··· Material supplied

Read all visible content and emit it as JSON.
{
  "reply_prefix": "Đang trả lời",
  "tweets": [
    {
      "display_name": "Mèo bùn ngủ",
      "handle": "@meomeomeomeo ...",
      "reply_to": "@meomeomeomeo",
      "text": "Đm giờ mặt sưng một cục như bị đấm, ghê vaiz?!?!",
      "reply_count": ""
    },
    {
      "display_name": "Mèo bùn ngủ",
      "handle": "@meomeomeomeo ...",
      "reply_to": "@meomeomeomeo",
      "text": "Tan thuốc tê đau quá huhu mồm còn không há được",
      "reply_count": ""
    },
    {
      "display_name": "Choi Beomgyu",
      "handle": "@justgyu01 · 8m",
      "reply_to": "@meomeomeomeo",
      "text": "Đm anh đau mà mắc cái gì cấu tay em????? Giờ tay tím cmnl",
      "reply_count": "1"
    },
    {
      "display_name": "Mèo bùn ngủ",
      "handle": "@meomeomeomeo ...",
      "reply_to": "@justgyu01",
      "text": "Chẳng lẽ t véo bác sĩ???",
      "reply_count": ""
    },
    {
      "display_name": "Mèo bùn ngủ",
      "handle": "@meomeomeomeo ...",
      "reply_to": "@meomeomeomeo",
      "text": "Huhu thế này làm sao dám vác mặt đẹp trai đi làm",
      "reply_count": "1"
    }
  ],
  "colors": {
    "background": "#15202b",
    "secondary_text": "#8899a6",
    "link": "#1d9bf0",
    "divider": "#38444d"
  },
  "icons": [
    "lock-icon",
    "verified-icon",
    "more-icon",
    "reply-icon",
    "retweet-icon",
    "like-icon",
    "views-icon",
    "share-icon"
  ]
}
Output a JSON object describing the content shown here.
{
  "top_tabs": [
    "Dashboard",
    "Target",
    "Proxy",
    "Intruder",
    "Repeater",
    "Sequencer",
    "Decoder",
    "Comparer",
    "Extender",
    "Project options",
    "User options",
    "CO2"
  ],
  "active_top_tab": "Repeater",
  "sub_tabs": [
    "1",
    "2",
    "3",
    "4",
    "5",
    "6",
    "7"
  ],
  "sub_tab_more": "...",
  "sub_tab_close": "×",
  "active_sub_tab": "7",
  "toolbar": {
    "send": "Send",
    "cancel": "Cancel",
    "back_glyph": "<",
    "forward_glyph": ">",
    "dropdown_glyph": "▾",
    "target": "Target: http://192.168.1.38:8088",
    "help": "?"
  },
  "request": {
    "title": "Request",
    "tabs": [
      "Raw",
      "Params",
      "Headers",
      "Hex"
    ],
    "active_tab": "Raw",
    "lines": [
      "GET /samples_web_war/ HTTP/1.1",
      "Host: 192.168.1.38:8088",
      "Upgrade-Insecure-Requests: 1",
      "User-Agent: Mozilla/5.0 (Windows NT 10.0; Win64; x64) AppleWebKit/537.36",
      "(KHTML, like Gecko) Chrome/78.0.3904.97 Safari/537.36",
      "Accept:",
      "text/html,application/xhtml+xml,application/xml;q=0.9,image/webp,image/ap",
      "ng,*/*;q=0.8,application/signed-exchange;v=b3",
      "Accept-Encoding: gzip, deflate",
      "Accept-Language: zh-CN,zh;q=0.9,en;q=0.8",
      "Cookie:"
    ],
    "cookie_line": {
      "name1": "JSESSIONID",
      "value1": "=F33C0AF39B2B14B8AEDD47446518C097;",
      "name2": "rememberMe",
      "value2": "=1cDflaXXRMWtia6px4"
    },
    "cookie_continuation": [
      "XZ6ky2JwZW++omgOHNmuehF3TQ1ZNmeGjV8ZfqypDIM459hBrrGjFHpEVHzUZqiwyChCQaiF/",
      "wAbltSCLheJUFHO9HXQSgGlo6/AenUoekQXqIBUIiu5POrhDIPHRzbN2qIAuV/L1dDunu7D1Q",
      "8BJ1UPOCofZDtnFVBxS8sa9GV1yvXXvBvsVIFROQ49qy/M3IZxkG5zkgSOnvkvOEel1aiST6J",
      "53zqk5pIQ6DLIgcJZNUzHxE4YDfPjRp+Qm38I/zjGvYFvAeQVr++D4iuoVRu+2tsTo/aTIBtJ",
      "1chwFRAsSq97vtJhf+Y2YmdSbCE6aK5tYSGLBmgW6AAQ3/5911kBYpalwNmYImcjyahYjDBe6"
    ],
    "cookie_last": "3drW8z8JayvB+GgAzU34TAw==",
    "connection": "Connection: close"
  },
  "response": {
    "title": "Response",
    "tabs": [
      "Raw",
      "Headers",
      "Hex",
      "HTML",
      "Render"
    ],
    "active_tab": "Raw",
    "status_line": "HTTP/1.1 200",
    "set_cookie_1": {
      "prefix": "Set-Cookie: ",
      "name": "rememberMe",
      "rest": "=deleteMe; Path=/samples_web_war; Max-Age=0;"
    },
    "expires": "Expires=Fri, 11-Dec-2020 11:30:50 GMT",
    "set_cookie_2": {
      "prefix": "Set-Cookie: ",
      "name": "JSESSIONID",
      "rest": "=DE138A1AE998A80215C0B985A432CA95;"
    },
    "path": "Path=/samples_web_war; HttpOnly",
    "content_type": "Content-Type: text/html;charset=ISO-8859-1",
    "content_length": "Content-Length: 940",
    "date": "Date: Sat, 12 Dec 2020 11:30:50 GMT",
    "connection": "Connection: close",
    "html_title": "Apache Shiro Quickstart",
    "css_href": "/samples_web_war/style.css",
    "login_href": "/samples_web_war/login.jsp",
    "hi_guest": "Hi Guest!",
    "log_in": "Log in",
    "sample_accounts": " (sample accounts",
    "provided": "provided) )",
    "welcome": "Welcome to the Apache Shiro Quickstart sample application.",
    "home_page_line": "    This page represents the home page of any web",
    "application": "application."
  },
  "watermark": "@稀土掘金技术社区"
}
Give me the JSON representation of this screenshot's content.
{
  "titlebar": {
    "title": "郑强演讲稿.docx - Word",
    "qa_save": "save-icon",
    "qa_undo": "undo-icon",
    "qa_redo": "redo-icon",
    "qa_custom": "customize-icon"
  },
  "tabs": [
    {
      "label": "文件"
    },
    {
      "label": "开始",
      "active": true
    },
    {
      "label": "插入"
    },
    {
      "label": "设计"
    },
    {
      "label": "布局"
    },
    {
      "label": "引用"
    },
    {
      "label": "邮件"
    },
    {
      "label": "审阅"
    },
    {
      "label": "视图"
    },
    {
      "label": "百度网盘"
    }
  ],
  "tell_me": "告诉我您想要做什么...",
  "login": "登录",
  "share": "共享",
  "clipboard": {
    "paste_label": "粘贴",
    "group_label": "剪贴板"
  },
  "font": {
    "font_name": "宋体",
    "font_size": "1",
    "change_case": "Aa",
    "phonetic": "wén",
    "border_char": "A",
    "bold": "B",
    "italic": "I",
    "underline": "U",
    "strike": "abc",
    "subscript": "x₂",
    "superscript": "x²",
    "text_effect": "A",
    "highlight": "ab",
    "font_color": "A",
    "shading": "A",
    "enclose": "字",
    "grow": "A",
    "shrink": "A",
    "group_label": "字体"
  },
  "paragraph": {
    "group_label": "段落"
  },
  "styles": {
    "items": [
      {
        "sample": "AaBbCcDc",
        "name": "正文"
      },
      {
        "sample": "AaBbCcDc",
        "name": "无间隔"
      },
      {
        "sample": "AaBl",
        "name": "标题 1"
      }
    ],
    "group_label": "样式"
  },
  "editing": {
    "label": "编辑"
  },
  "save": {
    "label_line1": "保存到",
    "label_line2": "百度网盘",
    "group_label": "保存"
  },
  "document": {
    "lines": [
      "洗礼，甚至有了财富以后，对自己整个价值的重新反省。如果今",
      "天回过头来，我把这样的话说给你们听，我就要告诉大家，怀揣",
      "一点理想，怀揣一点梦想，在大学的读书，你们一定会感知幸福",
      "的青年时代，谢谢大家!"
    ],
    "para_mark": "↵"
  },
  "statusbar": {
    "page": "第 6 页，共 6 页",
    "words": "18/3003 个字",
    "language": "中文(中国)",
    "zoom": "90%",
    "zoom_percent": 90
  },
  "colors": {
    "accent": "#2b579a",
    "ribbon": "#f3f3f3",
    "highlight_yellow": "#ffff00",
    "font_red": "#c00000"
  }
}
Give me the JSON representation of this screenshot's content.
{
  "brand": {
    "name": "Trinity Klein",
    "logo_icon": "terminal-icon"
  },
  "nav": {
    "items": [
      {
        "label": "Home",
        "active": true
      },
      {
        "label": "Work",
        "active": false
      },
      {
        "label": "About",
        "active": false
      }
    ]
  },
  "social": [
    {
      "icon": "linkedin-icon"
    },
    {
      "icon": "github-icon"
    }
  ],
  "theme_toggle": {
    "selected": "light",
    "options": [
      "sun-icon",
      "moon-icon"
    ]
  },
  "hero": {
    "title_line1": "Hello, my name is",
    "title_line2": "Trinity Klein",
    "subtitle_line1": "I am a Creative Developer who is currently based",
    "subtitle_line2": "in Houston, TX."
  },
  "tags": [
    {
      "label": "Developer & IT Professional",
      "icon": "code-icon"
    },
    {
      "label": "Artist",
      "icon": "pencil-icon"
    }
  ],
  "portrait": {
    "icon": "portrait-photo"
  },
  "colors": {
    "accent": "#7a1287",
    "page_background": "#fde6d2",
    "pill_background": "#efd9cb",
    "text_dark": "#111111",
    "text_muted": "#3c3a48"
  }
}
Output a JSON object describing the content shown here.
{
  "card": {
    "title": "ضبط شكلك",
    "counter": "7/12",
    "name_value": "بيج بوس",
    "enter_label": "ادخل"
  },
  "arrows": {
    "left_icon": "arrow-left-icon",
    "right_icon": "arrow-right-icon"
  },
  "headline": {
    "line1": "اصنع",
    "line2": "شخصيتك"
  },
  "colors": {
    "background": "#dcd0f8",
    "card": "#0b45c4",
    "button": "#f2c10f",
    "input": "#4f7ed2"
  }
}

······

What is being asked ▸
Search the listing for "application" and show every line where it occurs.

Expected output ▸
      "text/html,application/xhtml+xml,application/xml;q=0.9,image/webp,image/ap",
      "ng,*/*;q=0.8,application/signed-exchange;v=b3",
    "welcome": "Welcome to the Apache Shiro Quickstart sample application.",
    "application": "application."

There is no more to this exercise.